→ Exercise
Every entry below, first to last, should be restated word for word.

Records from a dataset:
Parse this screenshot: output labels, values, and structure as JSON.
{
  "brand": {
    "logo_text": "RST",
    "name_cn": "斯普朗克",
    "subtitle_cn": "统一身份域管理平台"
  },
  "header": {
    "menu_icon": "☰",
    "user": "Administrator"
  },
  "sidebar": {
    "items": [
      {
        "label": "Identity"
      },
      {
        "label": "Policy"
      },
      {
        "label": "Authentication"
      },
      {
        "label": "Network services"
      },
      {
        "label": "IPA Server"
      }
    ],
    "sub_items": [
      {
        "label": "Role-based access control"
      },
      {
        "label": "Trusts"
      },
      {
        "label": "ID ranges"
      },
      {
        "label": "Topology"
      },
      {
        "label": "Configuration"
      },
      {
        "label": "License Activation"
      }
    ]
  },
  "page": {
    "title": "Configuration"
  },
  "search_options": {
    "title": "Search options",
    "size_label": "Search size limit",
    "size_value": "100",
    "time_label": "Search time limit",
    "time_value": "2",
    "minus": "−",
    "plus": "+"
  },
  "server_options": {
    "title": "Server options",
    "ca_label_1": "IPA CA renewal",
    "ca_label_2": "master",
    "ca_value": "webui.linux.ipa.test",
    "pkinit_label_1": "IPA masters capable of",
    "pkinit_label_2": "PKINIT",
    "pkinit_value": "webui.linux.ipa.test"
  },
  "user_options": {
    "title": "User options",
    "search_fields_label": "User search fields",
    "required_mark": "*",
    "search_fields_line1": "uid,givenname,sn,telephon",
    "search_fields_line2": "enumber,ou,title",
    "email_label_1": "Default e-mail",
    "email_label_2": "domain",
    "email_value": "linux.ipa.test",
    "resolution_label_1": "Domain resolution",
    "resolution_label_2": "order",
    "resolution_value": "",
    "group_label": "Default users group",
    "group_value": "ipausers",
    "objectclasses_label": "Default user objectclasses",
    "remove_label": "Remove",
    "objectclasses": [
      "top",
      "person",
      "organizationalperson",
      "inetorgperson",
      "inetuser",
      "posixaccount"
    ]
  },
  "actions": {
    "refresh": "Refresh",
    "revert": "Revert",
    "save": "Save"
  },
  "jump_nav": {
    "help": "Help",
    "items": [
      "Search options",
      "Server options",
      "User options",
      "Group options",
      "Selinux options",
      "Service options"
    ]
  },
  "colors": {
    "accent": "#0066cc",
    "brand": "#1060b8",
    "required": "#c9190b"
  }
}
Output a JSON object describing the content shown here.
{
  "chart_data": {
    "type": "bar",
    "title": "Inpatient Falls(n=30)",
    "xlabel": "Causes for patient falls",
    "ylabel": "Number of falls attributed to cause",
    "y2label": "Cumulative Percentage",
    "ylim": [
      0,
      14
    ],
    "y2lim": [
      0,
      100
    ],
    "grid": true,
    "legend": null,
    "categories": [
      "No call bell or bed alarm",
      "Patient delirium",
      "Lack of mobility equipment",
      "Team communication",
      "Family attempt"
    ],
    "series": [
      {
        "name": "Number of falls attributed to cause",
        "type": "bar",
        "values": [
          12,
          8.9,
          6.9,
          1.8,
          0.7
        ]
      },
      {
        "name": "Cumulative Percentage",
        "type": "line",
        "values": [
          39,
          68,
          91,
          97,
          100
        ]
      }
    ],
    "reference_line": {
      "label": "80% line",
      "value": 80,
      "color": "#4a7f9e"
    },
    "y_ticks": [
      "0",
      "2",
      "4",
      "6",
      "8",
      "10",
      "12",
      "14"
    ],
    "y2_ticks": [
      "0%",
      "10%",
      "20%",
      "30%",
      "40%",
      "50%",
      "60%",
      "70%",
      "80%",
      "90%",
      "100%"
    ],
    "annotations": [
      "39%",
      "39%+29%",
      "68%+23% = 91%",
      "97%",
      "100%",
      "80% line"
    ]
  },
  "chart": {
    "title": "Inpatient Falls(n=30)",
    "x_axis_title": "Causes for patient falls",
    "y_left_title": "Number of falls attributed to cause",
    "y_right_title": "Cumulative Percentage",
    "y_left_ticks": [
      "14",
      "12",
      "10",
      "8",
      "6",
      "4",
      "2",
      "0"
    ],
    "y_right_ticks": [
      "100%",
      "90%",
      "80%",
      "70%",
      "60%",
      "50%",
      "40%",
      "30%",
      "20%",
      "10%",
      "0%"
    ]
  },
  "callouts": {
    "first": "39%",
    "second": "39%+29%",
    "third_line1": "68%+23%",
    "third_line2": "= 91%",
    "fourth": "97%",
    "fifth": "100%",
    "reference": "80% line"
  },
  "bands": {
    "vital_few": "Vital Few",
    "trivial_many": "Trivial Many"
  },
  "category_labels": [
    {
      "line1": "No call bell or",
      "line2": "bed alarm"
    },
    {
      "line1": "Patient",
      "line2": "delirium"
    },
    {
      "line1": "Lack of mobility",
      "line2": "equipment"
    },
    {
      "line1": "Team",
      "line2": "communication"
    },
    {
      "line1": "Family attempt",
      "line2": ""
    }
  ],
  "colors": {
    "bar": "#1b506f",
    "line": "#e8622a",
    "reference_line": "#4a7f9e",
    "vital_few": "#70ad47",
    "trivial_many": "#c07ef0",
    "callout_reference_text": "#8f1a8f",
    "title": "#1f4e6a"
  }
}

→ Finished exercise
Parse this screenshot: output labels, values, and structure as JSON.
{
  "brand": {
    "logo_text": "RST",
    "name_cn": "斯普朗克",
    "subtitle_cn": "统一身份域管理平台"
  },
  "header": {
    "menu_icon": "☰",
    "user": "Administrator"
  },
  "sidebar": {
    "items": [
      {
        "label": "Identity"
      },
      {
        "label": "Policy"
      },
      {
        "label": "Authentication"
      },
      {
        "label": "Network services"
      },
      {
        "label": "IPA Server"
      }
    ],
    "sub_items": [
      {
        "label": "Role-based access control"
      },
      {
        "label": "Trusts"
      },
      {
        "label": "ID ranges"
      },
      {
        "label": "Topology"
      },
      {
        "label": "Configuration"
      },
      {
        "label": "License Activation"
      }
    ]
  },
  "page": {
    "title": "Configuration"
  },
  "search_options": {
    "title": "Search options",
    "size_label": "Search size limit",
    "size_value": "100",
    "time_label": "Search time limit",
    "time_value": "2",
    "minus": "−",
    "plus": "+"
  },
  "server_options": {
    "title": "Server options",
    "ca_label_1": "IPA CA renewal",
    "ca_label_2": "master",
    "ca_value": "webui.linux.ipa.test",
    "pkinit_label_1": "IPA masters capable of",
    "pkinit_label_2": "PKINIT",
    "pkinit_value": "webui.linux.ipa.test"
  },
  "user_options": {
    "title": "User options",
    "search_fields_label": "User search fields",
    "required_mark": "*",
    "search_fields_line1": "uid,givenname,sn,telephon",
    "search_fields_line2": "enumber,ou,title",
    "email_label_1": "Default e-mail",
    "email_label_2": "domain",
    "email_value": "linux.ipa.test",
    "resolution_label_1": "Domain resolution",
    "resolution_label_2": "order",
    "resolution_value": "",
    "group_label": "Default users group",
    "group_value": "ipausers",
    "objectclasses_label": "Default user objectclasses",
    "remove_label": "Remove",
    "objectclasses": [
      "top",
      "person",
      "organizationalperson",
      "inetorgperson",
      "inetuser",
      "posixaccount"
    ]
  },
  "actions": {
    "refresh": "Refresh",
    "revert": "Revert",
    "save": "Save"
  },
  "jump_nav": {
    "help": "Help",
    "items": [
      "Search options",
      "Server options",
      "User options",
      "Group options",
      "Selinux options",
      "Service options"
    ]
  },
  "colors": {
    "accent": "#0066cc",
    "brand": "#1060b8",
    "required": "#c9190b"
  }
}
Output a JSON object describing the content shown here.
{
  "chart_data": {
    "type": "bar",
    "title": "Inpatient Falls(n=30)",
    "xlabel": "Causes for patient falls",
    "ylabel": "Number of falls attributed to cause",
    "y2label": "Cumulative Percentage",
    "ylim": [
      0,
      14
    ],
    "y2lim": [
      0,
      100
    ],
    "grid": true,
    "legend": null,
    "categories": [
      "No call bell or bed alarm",
      "Patient delirium",
      "Lack of mobility equipment",
      "Team communication",
      "Family attempt"
    ],
    "series": [
      {
        "name": "Number of falls attributed to cause",
        "type": "bar",
        "values": [
          12,
          8.9,
          6.9,
          1.8,
          0.7
        ]
      },
      {
        "name": "Cumulative Percentage",
        "type": "line",
        "values": [
          39,
          68,
          91,
          97,
          100
        ]
      }
    ],
    "reference_line": {
      "label": "80% line",
      "value": 80,
      "color": "#4a7f9e"
    },
    "y_ticks": [
      "0",
      "2",
      "4",
      "6",
      "8",
      "10",
      "12",
      "14"
    ],
    "y2_ticks": [
      "0%",
      "10%",
      "20%",
      "30%",
      "40%",
      "50%",
      "60%",
      "70%",
      "80%",
      "90%",
      "100%"
    ],
    "annotations": [
      "39%",
      "39%+29%",
      "68%+23% = 91%",
      "97%",
      "100%",
      "80% line"
    ]
  },
  "chart": {
    "title": "Inpatient Falls(n=30)",
    "x_axis_title": "Causes for patient falls",
    "y_left_title": "Number of falls attributed to cause",
    "y_right_title": "Cumulative Percentage",
    "y_left_ticks": [
      "14",
      "12",
      "10",
      "8",
      "6",
      "4",
      "2",
      "0"
    ],
    "y_right_ticks": [
      "100%",
      "90%",
      "80%",
      "70%",
      "60%",
      "50%",
      "40%",
      "30%",
      "20%",
      "10%",
      "0%"
    ]
  },
  "callouts": {
    "first": "39%",
    "second": "39%+29%",
    "third_line1": "68%+23%",
    "third_line2": "= 91%",
    "fourth": "97%",
    "fifth": "100%",
    "reference": "80% line"
  },
  "bands": {
    "vital_few": "Vital Few",
    "trivial_many": "Trivial Many"
  },
  "category_labels": [
    {
      "line1": "No call bell or",
      "line2": "bed alarm"
    },
    {
      "line1": "Patient",
      "line2": "delirium"
    },
    {
      "line1": "Lack of mobility",
      "line2": "equipment"
    },
    {
      "line1": "Team",
      "line2": "communication"
    },
    {
      "line1": "Family attempt",
      "line2": ""
    }
  ],
  "colors": {
    "bar": "#1b506f",
    "line": "#e8622a",
    "reference_line": "#4a7f9e",
    "vital_few": "#70ad47",
    "trivial_many": "#c07ef0",
    "callout_reference_text": "#8f1a8f",
    "title": "#1f4e6a"
  }
}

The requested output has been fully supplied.